**WORK TO BE COMPLETED**
Copy all lines in the data that contain the string "description".

**TASK DATA**
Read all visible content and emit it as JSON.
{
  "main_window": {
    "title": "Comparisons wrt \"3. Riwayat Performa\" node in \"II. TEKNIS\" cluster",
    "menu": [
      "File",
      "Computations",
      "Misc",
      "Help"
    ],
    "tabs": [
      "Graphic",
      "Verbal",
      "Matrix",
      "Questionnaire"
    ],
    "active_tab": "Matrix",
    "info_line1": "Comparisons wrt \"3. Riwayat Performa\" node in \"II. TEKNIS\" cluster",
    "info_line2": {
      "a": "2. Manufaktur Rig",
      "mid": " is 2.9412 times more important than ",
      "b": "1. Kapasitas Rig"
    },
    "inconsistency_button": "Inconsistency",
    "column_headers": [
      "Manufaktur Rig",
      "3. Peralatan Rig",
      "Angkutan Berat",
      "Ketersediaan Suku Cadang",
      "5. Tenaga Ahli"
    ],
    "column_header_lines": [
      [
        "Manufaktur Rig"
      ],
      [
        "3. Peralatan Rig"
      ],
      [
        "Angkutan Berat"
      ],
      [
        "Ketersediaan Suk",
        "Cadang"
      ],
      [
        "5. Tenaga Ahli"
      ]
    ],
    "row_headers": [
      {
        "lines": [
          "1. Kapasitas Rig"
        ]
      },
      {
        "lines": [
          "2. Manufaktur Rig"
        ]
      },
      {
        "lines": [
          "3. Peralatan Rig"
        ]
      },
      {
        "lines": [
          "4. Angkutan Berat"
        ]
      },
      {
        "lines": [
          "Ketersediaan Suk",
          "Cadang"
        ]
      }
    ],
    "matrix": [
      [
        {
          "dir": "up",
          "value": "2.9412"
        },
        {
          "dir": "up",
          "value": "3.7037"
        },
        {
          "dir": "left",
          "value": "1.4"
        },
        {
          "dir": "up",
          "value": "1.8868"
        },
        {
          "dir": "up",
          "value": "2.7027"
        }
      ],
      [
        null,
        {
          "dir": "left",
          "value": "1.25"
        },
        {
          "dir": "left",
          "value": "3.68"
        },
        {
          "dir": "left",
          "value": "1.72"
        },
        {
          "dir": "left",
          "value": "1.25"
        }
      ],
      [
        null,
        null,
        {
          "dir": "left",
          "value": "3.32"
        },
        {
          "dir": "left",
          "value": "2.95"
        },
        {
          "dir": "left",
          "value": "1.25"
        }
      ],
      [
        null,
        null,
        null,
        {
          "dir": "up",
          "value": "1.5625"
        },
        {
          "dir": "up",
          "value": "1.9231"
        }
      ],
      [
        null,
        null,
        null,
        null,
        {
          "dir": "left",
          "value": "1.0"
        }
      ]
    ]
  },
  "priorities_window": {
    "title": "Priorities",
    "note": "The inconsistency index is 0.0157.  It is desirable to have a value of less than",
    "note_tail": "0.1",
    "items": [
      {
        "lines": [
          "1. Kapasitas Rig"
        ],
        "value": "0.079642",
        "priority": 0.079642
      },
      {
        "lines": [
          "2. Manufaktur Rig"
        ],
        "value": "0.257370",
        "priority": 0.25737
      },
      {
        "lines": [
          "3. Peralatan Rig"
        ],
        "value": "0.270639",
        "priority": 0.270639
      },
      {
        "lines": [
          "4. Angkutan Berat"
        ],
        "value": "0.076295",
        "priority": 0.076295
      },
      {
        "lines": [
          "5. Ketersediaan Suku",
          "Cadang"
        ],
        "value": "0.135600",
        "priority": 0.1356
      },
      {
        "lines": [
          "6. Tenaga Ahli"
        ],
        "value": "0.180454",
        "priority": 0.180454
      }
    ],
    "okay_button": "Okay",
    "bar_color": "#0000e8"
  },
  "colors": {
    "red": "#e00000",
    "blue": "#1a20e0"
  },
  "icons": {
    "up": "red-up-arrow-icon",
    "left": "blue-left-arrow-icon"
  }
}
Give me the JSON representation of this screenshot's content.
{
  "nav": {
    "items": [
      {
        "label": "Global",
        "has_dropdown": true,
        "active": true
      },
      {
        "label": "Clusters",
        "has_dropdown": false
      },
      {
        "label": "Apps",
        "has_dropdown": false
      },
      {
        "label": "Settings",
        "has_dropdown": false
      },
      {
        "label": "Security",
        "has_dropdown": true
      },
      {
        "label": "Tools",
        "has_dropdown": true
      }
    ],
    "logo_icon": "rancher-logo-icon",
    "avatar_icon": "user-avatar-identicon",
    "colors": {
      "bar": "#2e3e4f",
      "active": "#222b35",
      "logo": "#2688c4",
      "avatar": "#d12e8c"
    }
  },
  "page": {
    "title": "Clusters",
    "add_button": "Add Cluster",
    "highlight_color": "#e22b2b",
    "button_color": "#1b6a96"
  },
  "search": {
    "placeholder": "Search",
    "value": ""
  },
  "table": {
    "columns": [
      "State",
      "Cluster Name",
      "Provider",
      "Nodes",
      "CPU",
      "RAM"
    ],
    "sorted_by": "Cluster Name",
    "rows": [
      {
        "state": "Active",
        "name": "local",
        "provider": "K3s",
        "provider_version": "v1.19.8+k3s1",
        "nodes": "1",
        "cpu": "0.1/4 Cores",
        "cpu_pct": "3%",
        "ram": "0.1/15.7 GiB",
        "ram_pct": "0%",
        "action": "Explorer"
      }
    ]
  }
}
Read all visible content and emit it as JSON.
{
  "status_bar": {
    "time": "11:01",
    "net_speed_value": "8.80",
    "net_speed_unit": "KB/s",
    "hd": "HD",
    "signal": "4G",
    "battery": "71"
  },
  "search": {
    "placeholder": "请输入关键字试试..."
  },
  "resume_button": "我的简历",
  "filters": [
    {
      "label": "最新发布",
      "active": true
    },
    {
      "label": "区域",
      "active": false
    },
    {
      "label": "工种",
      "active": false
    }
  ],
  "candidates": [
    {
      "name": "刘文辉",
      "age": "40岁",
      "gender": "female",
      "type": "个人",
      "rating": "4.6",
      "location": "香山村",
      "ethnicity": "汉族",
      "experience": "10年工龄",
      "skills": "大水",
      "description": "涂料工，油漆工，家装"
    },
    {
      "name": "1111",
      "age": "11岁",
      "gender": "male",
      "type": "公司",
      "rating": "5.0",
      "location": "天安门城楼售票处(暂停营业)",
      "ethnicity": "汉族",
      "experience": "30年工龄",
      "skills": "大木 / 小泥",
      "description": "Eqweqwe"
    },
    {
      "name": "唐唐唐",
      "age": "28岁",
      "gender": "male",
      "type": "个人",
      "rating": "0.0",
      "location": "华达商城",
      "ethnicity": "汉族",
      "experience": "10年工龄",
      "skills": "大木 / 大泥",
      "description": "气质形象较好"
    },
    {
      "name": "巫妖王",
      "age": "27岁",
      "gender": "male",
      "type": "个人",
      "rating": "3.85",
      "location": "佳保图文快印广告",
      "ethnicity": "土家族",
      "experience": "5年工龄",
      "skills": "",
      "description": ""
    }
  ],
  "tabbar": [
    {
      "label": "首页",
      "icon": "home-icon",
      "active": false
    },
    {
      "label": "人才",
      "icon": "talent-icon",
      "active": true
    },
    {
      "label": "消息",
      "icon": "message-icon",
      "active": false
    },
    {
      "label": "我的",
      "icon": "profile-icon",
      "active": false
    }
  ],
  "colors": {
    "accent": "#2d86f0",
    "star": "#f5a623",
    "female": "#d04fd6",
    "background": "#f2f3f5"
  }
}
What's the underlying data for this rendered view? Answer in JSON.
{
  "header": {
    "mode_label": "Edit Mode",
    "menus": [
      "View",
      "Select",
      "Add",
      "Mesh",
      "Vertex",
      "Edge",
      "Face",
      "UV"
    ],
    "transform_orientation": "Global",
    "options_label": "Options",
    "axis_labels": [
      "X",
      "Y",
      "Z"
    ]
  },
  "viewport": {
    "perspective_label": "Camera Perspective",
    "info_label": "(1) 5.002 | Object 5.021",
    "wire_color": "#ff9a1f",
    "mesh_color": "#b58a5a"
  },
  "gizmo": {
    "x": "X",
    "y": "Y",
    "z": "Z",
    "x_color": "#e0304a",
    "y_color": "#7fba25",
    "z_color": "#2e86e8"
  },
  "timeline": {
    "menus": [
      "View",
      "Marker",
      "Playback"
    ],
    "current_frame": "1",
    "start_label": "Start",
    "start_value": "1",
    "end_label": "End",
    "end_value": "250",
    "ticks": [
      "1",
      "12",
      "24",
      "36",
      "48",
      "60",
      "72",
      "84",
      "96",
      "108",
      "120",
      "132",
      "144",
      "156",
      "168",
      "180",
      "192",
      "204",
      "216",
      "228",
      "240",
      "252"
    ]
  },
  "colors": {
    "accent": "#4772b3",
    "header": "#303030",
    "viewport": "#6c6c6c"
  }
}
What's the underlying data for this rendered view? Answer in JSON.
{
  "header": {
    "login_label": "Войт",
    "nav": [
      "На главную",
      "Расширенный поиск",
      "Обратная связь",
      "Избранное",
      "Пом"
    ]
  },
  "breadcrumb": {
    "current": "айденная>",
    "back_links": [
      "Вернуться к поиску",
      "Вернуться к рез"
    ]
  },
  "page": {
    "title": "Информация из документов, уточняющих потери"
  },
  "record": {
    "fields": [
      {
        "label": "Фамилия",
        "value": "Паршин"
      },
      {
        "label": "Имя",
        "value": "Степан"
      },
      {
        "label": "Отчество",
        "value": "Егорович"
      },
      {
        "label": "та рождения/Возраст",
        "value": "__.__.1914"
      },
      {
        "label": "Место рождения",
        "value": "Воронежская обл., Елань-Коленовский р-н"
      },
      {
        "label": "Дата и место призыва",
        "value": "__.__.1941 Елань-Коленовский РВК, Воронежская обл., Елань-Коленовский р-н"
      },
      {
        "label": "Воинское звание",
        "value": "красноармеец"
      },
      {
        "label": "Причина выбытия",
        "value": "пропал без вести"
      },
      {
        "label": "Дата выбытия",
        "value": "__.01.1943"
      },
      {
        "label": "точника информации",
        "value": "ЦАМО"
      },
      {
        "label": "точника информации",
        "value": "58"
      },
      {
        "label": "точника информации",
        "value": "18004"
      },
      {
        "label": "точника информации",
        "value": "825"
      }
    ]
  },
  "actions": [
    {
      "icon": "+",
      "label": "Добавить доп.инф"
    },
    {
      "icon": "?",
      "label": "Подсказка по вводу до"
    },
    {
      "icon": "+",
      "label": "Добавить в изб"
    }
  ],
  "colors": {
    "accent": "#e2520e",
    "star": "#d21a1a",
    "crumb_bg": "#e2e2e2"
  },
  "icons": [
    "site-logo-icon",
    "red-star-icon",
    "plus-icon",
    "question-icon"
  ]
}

**ANSWER SPACE**
      "description": "涂料工，油漆工，家装"
      "description": "Eqweqwe"
      "description": "气质形象较好"
      "description": ""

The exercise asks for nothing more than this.